Saturday, June 2, 2012

Rolling Thunder Passes the Archives

It was scorching hot and noisy in front of the Archives building on the day before Memorial Day as hundreds of glossy motorcycles gladiated by us as we tried to cross Independence Avenue. It was "Rolling Thunder" riders blaring music and yelling some things at the crowd and stressed out policemen shouting at us not to cross the road. We gawped at these mostly large machines ridden by the mostly overweight out-of-towners who come to DC each year for their own special parade. We kind of wondered what exactly was going on and what it was all about. So I looked them up -- again thank God for the internet -- and discovered it is an event that started in 1988 as a call for the government to recognize prisoners of war (POWs) and people missing in action (MIAs), sort of a tribute thing but seems to have morphed into something else. It seems now to more honor veterans and fallen soldiers, a more generic tribute to military men. The first one had but 2,500 participants but now it has hundreds of thousands of participants. Well, I saw a few thousand of them that weekend and a whole bunch of them in front of the Archives building. I'm trying to connect Rolling Thunder's causes and issues with the Archives building which holds the Declaration of Independence so I read it to see how it might pertain. Hmm. Seems that the governed are exercising some life, liberty and pursuit of happiness in their own way.

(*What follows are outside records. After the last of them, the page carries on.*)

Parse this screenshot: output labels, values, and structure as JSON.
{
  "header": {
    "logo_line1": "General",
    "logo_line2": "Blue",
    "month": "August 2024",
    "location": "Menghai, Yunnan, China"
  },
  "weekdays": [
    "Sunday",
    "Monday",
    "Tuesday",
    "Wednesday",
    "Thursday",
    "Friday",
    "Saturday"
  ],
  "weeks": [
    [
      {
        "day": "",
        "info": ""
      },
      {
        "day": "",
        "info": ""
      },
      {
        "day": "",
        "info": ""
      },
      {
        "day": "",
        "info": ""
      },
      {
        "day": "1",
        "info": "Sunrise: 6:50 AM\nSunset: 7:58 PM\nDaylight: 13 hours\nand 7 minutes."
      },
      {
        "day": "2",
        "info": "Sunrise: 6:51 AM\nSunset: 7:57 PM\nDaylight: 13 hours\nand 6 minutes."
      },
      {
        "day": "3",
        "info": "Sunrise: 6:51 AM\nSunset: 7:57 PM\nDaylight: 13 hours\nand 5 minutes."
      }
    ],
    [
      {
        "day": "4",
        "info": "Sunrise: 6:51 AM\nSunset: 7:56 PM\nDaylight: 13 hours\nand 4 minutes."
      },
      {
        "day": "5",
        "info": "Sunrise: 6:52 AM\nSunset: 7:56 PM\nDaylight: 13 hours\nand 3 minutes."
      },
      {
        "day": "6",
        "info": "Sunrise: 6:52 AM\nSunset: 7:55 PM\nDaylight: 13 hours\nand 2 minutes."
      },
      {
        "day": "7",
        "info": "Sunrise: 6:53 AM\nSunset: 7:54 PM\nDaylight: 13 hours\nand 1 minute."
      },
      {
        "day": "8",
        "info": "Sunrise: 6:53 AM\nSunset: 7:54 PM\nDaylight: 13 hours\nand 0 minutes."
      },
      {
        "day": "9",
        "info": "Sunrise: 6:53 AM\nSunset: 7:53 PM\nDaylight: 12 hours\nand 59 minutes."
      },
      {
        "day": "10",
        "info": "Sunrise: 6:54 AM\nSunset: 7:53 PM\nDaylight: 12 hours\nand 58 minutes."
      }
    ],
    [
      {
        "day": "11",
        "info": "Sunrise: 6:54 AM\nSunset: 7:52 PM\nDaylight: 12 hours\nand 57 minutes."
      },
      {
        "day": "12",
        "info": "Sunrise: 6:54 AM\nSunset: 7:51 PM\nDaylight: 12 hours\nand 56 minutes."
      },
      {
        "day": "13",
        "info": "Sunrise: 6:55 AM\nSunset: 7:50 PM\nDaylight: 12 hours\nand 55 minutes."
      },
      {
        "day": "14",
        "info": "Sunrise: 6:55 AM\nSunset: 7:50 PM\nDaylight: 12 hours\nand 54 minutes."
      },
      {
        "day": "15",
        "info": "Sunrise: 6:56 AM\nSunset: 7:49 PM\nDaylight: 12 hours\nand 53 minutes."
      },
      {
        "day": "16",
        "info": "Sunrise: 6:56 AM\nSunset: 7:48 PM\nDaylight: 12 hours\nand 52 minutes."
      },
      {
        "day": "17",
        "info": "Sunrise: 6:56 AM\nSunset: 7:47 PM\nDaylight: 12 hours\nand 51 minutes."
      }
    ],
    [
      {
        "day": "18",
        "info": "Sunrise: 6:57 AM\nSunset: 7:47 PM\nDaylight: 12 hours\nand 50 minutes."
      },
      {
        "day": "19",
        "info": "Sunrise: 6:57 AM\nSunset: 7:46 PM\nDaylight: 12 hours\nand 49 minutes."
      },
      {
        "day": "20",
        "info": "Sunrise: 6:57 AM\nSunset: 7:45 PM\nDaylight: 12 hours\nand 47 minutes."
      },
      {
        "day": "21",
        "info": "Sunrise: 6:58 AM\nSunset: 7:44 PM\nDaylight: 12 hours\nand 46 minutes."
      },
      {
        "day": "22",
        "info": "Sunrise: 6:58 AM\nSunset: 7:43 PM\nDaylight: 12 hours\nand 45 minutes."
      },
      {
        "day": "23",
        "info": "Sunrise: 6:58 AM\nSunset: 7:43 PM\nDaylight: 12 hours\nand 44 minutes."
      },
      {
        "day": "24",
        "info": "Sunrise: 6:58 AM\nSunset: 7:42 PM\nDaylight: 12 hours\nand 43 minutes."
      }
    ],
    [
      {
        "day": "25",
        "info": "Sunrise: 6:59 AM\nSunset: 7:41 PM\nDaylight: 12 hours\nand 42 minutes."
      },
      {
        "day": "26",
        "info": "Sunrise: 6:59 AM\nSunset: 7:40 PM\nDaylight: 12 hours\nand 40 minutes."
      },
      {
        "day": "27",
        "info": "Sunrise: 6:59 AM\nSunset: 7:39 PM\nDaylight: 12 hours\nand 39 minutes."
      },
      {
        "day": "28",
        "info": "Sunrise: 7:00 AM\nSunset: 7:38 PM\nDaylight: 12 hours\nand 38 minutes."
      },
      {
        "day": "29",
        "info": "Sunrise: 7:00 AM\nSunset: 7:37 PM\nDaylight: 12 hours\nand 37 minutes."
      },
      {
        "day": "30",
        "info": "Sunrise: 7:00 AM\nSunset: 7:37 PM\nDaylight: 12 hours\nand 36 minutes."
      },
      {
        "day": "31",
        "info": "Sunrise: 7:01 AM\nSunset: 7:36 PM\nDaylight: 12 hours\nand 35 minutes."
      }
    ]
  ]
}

 " ... We hold these truths to be self-evident, that all men are created equal, that they are endowed by their Creator with certain unalienable Rights, that among these are Life, Liberty and the pursuit of Happiness. --That to secure these rights, Governments are instituted among Men, deriving their just powers from the consent of the governed..."

Meade in front of Prettyman

Stumbling along near the Mall recently, I noticed this sculpture of General  George Meade in front of the District of Columbia district court house, the Prettyman buildingSuch sculptures and their locations often give me an excuse to delve into history and local development, an exercise that the Internet has made very easy and that allows me to tank up my personal knowledge database.  Apparently, Meade was an American Civil War Union general who commanded the Army of the Potomac and defeated Confederate General Robert Lee at the decisive Battle of Gettysburg in 1863, the largest land war in the western world. I was less aware of who E. Barrett Prettyman was but it turns out he was a longtime Chief Judge of the U.S. District Court of Appeals for the District of Columbia Circuit, which meets in that building. Prettyman was also a tax expert teaching at Georgetown University and acted as the District of Columbia's tax attorney at one time.  This Prettyman building is the site of many historic legal arguments in cases such as involving the Pentagon Papers, the Watergate trials, the Francis Gary Powers U-2 spy plane and thousands more cases heard in the US District court. In fact, you can see news media camped out on the forecourt of the building -- "on the beach" -- their vans bristling with antennas and made-up news announcers staring into cameras during these major proceedings. Who knew that such a plain looking building and figurative sculpture would give me such keys into American history? Amazing!